*** Begin section ***

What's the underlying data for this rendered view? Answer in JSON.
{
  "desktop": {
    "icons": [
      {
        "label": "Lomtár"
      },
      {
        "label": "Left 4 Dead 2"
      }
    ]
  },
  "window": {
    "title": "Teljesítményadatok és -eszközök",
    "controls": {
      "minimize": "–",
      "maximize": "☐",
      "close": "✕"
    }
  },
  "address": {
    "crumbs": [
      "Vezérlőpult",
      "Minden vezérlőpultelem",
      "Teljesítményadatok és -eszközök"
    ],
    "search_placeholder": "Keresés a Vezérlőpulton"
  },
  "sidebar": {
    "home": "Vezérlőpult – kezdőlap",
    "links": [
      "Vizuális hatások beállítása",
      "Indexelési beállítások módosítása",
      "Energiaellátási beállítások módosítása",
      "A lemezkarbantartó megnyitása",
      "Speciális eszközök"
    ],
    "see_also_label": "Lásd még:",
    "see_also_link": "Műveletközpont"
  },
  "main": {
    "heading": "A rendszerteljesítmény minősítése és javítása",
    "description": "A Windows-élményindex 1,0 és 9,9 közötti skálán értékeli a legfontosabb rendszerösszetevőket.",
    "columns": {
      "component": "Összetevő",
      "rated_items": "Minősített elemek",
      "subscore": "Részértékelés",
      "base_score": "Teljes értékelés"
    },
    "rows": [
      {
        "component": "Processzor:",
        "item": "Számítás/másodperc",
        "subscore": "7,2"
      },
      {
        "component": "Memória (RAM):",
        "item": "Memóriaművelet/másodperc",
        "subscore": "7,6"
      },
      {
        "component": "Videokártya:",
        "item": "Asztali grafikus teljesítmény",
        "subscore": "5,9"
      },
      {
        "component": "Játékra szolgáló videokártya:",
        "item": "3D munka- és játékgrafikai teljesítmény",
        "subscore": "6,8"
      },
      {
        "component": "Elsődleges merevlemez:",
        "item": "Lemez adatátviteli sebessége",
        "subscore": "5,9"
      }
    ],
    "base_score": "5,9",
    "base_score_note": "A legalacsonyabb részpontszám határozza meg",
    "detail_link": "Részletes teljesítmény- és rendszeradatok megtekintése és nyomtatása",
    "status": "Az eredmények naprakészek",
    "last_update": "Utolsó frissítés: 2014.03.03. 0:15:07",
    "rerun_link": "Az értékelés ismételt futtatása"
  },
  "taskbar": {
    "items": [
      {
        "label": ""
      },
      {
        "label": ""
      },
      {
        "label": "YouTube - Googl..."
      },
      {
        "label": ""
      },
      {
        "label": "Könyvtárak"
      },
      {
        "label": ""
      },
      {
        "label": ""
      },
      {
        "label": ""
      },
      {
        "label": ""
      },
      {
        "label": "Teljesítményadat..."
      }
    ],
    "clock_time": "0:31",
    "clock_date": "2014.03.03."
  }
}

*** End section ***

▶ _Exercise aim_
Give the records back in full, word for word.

▶ _Written response_
What's the underlying data for this rendered view? Answer in JSON.
{
  "desktop": {
    "icons": [
      {
        "label": "Lomtár"
      },
      {
        "label": "Left 4 Dead 2"
      }
    ]
  },
  "window": {
    "title": "Teljesítményadatok és -eszközök",
    "controls": {
      "minimize": "–",
      "maximize": "☐",
      "close": "✕"
    }
  },
  "address": {
    "crumbs": [
      "Vezérlőpult",
      "Minden vezérlőpultelem",
      "Teljesítményadatok és -eszközök"
    ],
    "search_placeholder": "Keresés a Vezérlőpulton"
  },
  "sidebar": {
    "home": "Vezérlőpult – kezdőlap",
    "links": [
      "Vizuális hatások beállítása",
      "Indexelési beállítások módosítása",
      "Energiaellátási beállítások módosítása",
      "A lemezkarbantartó megnyitása",
      "Speciális eszközök"
    ],
    "see_also_label": "Lásd még:",
    "see_also_link": "Műveletközpont"
  },
  "main": {
    "heading": "A rendszerteljesítmény minősítése és javítása",
    "description": "A Windows-élményindex 1,0 és 9,9 közötti skálán értékeli a legfontosabb rendszerösszetevőket.",
    "columns": {
      "component": "Összetevő",
      "rated_items": "Minősített elemek",
      "subscore": "Részértékelés",
      "base_score": "Teljes értékelés"
    },
    "rows": [
      {
        "component": "Processzor:",
        "item": "Számítás/másodperc",
        "subscore": "7,2"
      },
      {
        "component": "Memória (RAM):",
        "item": "Memóriaművelet/másodperc",
        "subscore": "7,6"
      },
      {
        "component": "Videokártya:",
        "item": "Asztali grafikus teljesítmény",
        "subscore": "5,9"
      },
      {
        "component": "Játékra szolgáló videokártya:",
        "item": "3D munka- és játékgrafikai teljesítmény",
        "subscore": "6,8"
      },
      {
        "component": "Elsődleges merevlemez:",
        "item": "Lemez adatátviteli sebessége",
        "subscore": "5,9"
      }
    ],
    "base_score": "5,9",
    "base_score_note": "A legalacsonyabb részpontszám határozza meg",
    "detail_link": "Részletes teljesítmény- és rendszeradatok megtekintése és nyomtatása",
    "status": "Az eredmények naprakészek",
    "last_update": "Utolsó frissítés: 2014.03.03. 0:15:07",
    "rerun_link": "Az értékelés ismételt futtatása"
  },
  "taskbar": {
    "items": [
      {
        "label": ""
      },
      {
        "label": ""
      },
      {
        "label": "YouTube - Googl..."
      },
      {
        "label": ""
      },
      {
        "label": "Könyvtárak"
      },
      {
        "label": ""
      },
      {
        "label": ""
      },
      {
        "label": ""
      },
      {
        "label": ""
      },
      {
        "label": "Teljesítményadat..."
      }
    ],
    "clock_time": "0:31",
    "clock_date": "2014.03.03."
  }
}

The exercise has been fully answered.